San Diego’s biotech community got busy in the first week of 2010, with a flurry of news falling as heavily as a New England snowstorm. Better get your snow shovel.
—James Mullen announced his plans to retire June 8 (at the tender age of 51) as CEO of Cambridge, MA-based Biogen Idec (NASDAQ: BIIB). Mullen was promoted to head Biogen in 2000 and assumed command of the combined companies following the 2003 merger of Biogen with San Diego-based Idec Pharmaceuticals. In recent years, however, Mullen became a lightning rod for criticism among activist shareholders (including billionaire Carl Icahn), who complained that Biogen Idec shares were underperforming in comparison with biotech peers.
—San Diego-based Ambrx CEO Steve Kaldor told Luke that about one-third of the biotech firm’s staff—and half of its resources—are now focused on building on recent breakthroughs in the development of antibody drug conjugates, a class of protein drugs also known as “empowered antibodies.” For example, Ambrx is developing a new anti-cancer drug, called T-DM1, that combines the ability of an antibody to seek out cancerous cells with a potent toxin that gives the treatment extra tumor-killing kick.
—San Diego’s Intellikine is still on a fast track to develop drug candidates that block a hot cancer target known as the PI3 kinase. Kinases are a type of enzyme that control complex cellular processes, usually by transferring phosphate molecules to specific places in the cells. Intellikine is developing a portfolio of drug candidates designed to disrupt the processes controlled by the PI3 kinase. Intellikine, which was founded a little more than two years ago, is now testing its first drug candidate in humans.
—San Diego-based Sequenom (NASDAQ: SQNM) settled a dispute with Michigan-based SensiGen by issuing about $1.5 million worth of Sequenom shares. After the value of Sequenom shares plunged last year, a lawyer for SensiGen asserted claims that Sequenom had breached representations made when Sequenom acquired SensiGen’s molecular diagnostic tests.

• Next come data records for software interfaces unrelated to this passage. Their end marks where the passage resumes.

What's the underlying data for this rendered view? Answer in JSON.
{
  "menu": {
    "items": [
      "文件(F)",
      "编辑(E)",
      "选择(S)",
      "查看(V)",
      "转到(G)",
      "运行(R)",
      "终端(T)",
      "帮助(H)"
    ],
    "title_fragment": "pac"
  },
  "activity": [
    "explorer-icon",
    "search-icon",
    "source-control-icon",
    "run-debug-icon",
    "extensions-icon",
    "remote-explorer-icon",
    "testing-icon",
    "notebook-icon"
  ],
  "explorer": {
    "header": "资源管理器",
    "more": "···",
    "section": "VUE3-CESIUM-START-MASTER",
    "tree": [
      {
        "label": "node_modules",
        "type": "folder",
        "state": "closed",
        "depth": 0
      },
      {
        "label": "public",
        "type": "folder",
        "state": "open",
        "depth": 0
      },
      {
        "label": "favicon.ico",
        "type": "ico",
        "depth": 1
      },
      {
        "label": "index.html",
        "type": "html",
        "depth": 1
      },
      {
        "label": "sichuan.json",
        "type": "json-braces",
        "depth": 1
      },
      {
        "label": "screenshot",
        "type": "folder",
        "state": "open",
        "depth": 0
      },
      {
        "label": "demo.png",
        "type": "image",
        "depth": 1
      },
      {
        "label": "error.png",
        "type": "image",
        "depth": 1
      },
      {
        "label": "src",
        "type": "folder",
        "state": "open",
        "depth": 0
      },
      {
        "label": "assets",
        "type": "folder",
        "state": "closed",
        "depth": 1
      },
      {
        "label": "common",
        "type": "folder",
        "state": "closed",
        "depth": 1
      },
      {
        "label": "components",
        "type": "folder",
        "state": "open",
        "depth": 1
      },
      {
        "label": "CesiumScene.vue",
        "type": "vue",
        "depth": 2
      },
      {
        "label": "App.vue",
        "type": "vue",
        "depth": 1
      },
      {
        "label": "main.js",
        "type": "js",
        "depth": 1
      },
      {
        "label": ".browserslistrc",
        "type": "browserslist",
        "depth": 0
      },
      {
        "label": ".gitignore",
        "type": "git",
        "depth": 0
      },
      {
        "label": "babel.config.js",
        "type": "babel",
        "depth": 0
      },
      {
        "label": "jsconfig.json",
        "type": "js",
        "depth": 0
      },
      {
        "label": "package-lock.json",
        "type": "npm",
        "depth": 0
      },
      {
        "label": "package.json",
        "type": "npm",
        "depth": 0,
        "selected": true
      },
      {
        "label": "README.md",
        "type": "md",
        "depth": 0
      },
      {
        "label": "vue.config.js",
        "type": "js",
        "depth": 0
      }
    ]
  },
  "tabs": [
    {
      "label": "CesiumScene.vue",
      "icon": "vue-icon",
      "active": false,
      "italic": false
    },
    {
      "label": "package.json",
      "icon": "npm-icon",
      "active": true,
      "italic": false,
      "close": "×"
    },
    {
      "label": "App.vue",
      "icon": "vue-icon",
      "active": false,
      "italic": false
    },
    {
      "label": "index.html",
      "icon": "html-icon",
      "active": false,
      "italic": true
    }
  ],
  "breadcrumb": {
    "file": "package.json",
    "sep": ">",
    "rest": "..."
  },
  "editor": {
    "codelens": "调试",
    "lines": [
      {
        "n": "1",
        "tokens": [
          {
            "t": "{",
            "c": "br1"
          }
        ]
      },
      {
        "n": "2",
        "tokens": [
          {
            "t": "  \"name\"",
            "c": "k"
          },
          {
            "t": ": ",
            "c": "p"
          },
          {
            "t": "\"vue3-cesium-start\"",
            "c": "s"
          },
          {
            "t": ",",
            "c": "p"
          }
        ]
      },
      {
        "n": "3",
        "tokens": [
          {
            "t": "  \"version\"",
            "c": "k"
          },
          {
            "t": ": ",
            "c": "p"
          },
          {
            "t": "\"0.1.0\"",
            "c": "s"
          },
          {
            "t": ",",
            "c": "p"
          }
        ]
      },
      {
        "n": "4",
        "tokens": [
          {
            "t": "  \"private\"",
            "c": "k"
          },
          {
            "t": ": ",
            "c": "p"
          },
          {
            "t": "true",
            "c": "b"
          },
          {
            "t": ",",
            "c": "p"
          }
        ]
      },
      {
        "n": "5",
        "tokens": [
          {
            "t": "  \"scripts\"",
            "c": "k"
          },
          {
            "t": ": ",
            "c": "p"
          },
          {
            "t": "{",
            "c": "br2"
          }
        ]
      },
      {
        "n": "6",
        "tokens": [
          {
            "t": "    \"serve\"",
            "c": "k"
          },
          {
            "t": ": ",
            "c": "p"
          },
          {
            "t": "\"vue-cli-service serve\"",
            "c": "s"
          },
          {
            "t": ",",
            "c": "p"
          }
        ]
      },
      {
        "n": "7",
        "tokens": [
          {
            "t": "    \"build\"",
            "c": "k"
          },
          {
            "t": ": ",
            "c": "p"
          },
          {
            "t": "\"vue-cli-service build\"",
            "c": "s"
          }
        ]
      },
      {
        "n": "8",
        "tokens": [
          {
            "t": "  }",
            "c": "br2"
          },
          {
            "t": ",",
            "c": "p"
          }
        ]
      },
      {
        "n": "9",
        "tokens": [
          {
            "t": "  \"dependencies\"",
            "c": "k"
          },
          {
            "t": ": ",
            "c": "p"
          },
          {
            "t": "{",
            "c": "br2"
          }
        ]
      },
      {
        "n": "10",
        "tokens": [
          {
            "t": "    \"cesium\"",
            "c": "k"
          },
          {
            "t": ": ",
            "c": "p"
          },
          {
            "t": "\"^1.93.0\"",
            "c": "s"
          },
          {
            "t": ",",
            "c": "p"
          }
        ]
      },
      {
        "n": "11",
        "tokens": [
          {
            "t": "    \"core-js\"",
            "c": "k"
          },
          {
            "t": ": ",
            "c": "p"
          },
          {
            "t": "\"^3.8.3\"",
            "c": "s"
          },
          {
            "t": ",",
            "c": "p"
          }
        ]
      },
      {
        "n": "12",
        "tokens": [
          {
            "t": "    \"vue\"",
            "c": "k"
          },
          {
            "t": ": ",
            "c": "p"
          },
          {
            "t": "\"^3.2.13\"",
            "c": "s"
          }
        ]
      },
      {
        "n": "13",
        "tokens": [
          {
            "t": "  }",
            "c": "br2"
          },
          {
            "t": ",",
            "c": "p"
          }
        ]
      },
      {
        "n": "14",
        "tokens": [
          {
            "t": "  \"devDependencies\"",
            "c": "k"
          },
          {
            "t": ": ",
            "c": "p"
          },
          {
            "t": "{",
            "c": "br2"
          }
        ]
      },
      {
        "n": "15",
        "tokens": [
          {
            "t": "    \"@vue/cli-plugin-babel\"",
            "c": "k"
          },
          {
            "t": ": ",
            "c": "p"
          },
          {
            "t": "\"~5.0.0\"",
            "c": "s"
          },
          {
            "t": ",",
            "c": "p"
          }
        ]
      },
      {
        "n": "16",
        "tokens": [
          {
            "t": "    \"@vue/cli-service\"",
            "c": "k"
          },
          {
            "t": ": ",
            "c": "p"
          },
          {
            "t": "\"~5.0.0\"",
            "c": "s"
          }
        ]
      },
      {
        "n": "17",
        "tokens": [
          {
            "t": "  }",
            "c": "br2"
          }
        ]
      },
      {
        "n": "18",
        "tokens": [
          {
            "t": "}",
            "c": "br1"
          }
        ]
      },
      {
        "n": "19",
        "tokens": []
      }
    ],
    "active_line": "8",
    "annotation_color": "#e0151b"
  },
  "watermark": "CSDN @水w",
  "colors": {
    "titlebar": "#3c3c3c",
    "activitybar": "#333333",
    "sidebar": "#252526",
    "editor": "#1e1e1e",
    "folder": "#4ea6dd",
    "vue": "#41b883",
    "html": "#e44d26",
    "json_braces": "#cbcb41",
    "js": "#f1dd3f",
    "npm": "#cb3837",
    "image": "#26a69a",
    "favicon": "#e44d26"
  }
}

—San Diego’s Adventrx Pharmaceuticals (AMEX: ANX) said it has submitted a new drug application for a new formulation of the anti-cancer drug vinorelbine that Adventrx says has fewer side effects. The application represents an extraordinary comeback for the biotech, which announced plans last March to substantially end its operations. Adventrx also said it was raising $19 million through a private placement of its convertible preferred shares.
—With technology developed at the Los Alamos National Laboratory, Carlsbad, CA-based Life Technologies (NASDAQ: LIFE) has developed a new type of flow cytometer, used to count and catalog large numbers of cells in a biological sample. The new design uses sound waves to measure the size and type of certain cells flowing through a tube.